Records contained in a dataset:
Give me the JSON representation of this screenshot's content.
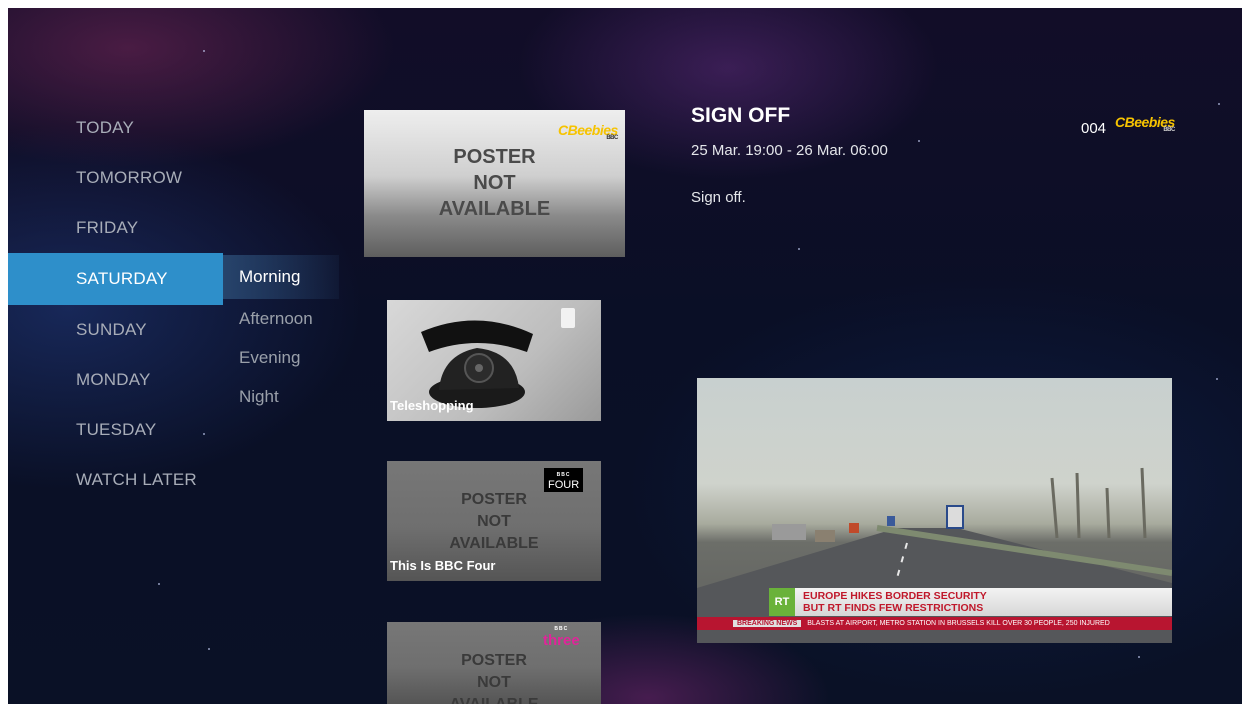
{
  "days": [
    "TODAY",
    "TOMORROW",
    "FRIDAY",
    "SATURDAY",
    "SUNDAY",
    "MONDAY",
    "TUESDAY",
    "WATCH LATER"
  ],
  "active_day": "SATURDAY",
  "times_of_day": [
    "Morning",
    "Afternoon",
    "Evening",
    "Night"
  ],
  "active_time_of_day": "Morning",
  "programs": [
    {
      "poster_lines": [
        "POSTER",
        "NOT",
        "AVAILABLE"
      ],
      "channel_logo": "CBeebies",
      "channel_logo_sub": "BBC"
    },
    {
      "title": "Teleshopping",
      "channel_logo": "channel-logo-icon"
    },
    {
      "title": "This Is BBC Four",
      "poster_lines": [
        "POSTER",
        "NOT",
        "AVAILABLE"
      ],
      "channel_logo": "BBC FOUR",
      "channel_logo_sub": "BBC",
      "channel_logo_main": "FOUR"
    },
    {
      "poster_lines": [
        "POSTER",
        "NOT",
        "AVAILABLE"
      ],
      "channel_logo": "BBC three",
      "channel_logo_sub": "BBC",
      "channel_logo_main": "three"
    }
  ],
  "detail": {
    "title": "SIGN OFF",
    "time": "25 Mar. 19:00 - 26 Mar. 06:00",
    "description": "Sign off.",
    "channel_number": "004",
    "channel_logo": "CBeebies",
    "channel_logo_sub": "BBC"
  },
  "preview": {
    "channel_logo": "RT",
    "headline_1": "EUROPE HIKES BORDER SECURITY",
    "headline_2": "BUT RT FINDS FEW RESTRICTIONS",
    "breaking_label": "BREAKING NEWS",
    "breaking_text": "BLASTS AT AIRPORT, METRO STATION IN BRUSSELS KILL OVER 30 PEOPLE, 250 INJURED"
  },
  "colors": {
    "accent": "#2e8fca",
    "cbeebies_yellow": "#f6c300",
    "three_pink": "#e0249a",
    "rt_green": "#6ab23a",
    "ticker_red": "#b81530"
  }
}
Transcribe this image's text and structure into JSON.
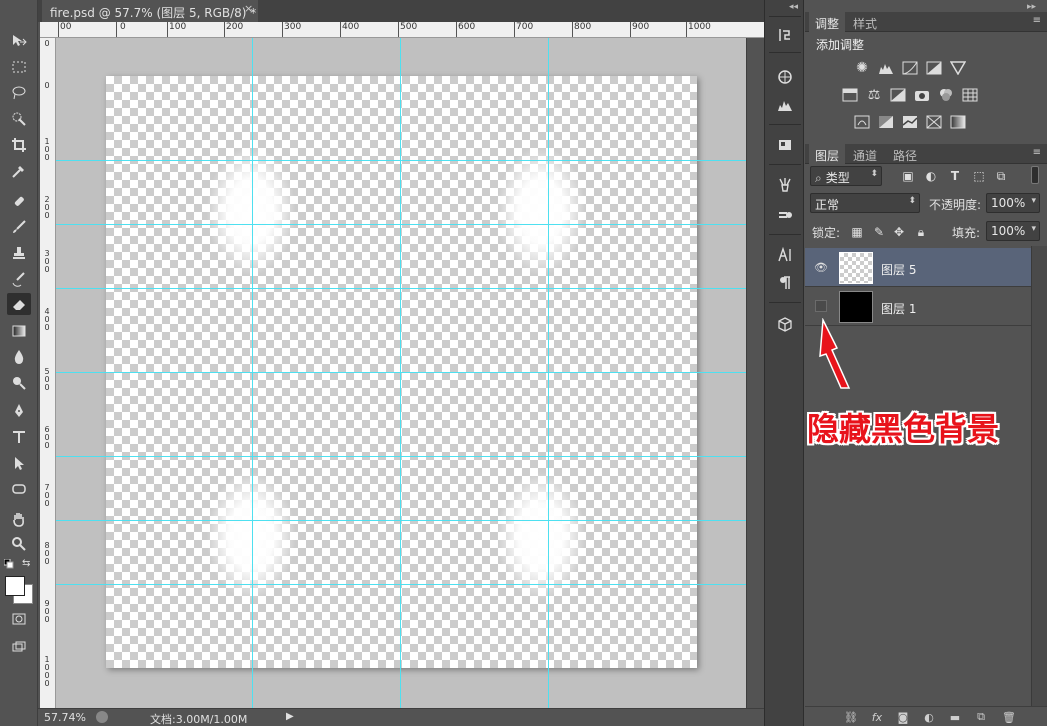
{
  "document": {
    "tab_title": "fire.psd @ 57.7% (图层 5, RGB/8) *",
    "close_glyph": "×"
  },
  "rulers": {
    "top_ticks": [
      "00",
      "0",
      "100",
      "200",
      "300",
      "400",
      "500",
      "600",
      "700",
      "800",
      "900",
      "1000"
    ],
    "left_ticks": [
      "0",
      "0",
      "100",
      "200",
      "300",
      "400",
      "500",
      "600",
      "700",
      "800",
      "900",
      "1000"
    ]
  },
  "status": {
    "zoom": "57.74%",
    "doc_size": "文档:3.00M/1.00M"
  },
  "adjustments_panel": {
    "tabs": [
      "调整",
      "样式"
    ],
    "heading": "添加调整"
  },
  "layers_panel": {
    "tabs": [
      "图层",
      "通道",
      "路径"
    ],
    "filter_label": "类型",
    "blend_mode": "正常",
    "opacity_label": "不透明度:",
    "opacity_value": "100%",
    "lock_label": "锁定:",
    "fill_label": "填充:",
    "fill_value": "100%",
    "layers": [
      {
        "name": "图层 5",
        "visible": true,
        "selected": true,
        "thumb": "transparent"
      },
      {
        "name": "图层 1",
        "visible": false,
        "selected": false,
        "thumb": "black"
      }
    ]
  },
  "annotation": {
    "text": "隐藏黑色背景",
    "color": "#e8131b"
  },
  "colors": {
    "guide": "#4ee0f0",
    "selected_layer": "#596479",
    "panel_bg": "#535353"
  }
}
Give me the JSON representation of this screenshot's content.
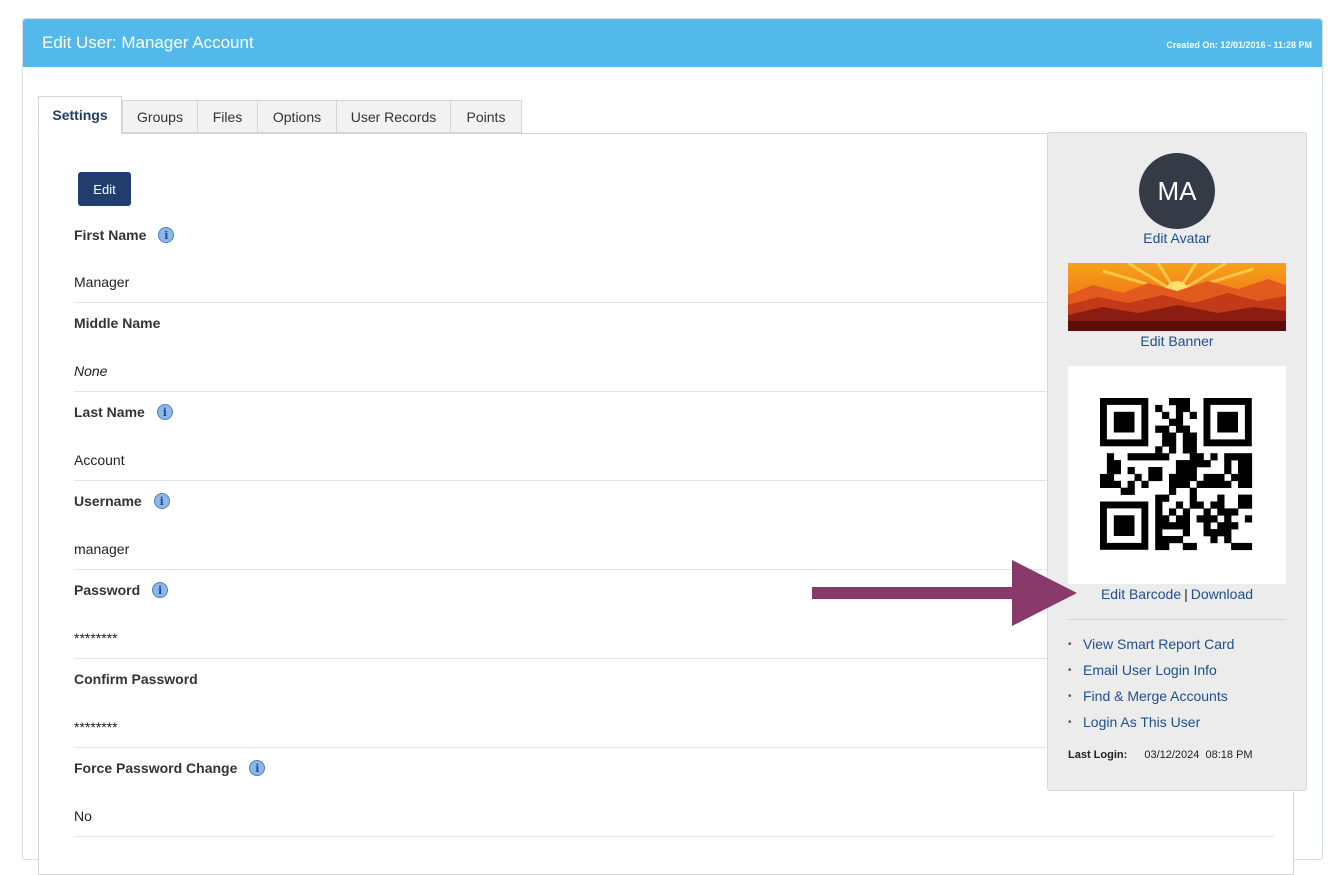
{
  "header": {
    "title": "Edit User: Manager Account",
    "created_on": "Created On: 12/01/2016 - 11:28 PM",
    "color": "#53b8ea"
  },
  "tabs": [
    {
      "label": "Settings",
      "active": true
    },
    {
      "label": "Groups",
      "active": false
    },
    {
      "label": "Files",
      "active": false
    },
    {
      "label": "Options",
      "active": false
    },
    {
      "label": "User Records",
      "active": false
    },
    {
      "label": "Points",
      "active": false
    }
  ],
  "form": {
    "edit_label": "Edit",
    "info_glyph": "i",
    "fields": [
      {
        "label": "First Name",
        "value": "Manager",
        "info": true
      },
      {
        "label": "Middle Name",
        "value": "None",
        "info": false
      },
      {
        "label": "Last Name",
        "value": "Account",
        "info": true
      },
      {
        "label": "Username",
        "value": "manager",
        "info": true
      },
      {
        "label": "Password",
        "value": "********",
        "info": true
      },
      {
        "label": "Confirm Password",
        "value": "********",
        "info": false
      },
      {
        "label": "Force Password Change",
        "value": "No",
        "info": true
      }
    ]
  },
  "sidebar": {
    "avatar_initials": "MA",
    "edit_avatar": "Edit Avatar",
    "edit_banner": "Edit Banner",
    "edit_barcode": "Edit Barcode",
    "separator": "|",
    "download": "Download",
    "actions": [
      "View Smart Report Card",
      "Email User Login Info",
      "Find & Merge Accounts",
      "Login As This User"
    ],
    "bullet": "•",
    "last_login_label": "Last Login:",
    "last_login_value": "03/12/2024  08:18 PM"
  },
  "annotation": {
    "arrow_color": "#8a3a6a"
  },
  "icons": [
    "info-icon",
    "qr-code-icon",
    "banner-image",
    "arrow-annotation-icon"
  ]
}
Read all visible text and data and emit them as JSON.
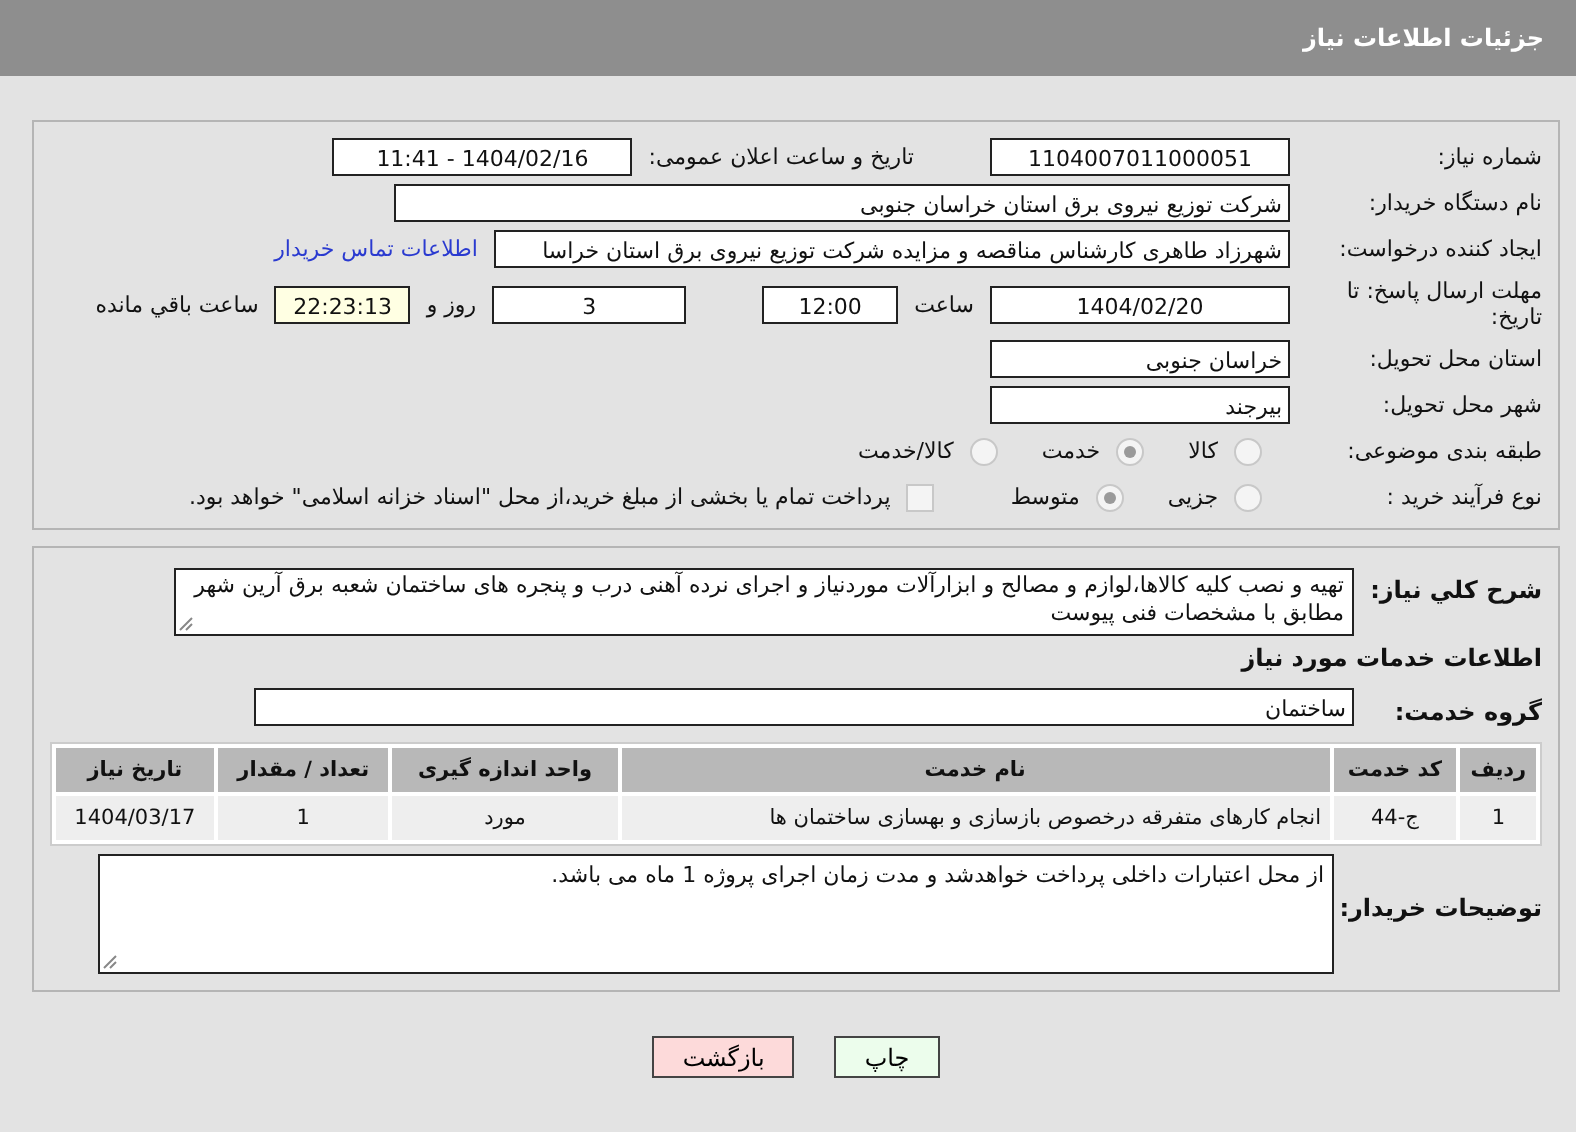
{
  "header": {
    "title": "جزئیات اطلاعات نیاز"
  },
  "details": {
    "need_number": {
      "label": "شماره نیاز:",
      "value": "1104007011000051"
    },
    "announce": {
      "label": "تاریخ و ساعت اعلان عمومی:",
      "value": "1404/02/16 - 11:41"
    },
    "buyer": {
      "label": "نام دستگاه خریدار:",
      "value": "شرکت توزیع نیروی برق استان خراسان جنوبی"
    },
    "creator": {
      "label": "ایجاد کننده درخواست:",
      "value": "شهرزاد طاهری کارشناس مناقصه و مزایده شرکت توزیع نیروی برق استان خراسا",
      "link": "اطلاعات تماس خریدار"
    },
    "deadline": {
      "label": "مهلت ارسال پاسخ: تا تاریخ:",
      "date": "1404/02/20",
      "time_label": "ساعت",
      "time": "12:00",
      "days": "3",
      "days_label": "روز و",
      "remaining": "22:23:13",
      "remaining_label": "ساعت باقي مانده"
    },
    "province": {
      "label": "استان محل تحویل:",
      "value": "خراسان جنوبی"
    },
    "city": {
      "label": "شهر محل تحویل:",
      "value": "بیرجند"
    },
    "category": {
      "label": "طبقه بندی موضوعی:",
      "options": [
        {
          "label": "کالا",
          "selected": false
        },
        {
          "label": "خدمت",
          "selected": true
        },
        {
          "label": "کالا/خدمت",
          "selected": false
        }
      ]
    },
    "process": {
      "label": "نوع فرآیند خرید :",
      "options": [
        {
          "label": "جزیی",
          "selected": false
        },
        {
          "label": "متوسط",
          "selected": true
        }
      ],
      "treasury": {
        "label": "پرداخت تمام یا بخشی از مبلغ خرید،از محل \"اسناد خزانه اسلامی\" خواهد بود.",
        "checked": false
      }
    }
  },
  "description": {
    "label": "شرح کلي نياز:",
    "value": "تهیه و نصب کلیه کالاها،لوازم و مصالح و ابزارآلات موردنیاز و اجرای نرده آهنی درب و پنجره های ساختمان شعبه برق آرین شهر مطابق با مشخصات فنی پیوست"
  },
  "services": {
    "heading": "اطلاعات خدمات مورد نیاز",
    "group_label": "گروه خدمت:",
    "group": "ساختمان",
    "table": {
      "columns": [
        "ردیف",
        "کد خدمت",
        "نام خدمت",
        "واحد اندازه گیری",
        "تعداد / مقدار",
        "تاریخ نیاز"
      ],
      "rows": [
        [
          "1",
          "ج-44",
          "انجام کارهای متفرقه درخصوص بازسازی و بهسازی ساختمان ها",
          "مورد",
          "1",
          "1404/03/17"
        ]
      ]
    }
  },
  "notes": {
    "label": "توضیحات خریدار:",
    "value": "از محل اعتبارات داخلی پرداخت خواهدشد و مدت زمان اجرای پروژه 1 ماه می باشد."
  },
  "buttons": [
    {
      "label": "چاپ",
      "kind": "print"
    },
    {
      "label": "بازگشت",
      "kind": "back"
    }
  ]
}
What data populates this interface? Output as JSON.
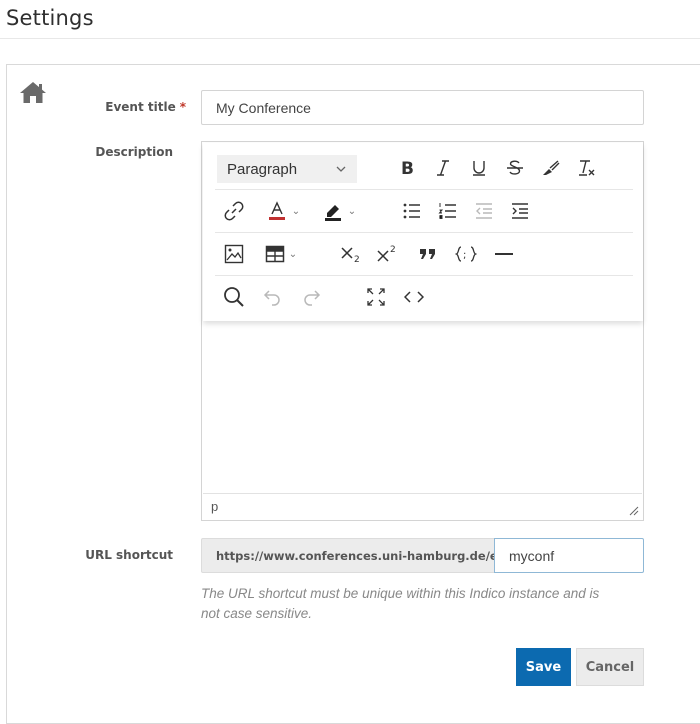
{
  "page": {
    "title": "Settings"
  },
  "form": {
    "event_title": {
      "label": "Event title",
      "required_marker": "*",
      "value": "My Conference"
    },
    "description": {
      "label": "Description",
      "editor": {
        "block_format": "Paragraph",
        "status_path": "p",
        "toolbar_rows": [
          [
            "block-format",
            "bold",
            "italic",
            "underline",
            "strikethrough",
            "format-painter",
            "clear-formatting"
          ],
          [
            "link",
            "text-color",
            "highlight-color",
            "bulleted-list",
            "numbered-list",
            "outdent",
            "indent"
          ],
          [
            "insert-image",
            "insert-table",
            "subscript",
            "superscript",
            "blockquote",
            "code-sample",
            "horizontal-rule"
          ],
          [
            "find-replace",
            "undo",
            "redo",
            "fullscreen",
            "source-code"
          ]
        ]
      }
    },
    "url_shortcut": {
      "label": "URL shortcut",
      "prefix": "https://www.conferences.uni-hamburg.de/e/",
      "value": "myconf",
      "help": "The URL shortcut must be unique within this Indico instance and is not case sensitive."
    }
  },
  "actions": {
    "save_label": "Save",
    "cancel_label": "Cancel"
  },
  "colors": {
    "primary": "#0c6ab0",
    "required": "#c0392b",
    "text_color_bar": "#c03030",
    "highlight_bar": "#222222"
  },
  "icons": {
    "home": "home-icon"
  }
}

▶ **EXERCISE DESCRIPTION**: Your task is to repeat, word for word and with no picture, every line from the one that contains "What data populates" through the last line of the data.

▶ **TASK OUTPUT**:
What data populates this interface? Output as JSON.
{
  "page": {
    "title": "Settings"
  },
  "form": {
    "event_title": {
      "label": "Event title",
      "required_marker": "*",
      "value": "My Conference"
    },
    "description": {
      "label": "Description",
      "editor": {
        "block_format": "Paragraph",
        "status_path": "p",
        "toolbar_rows": [
          [
            "block-format",
            "bold",
            "italic",
            "underline",
            "strikethrough",
            "format-painter",
            "clear-formatting"
          ],
          [
            "link",
            "text-color",
            "highlight-color",
            "bulleted-list",
            "numbered-list",
            "outdent",
            "indent"
          ],
          [
            "insert-image",
            "insert-table",
            "subscript",
            "superscript",
            "blockquote",
            "code-sample",
            "horizontal-rule"
          ],
          [
            "find-replace",
            "undo",
            "redo",
            "fullscreen",
            "source-code"
          ]
        ]
      }
    },
    "url_shortcut": {
      "label": "URL shortcut",
      "prefix": "https://www.conferences.uni-hamburg.de/e/",
      "value": "myconf",
      "help": "The URL shortcut must be unique within this Indico instance and is not case sensitive."
    }
  },
  "actions": {
    "save_label": "Save",
    "cancel_label": "Cancel"
  },
  "colors": {
    "primary": "#0c6ab0",
    "required": "#c0392b",
    "text_color_bar": "#c03030",
    "highlight_bar": "#222222"
  },
  "icons": {
    "home": "home-icon"
  }
}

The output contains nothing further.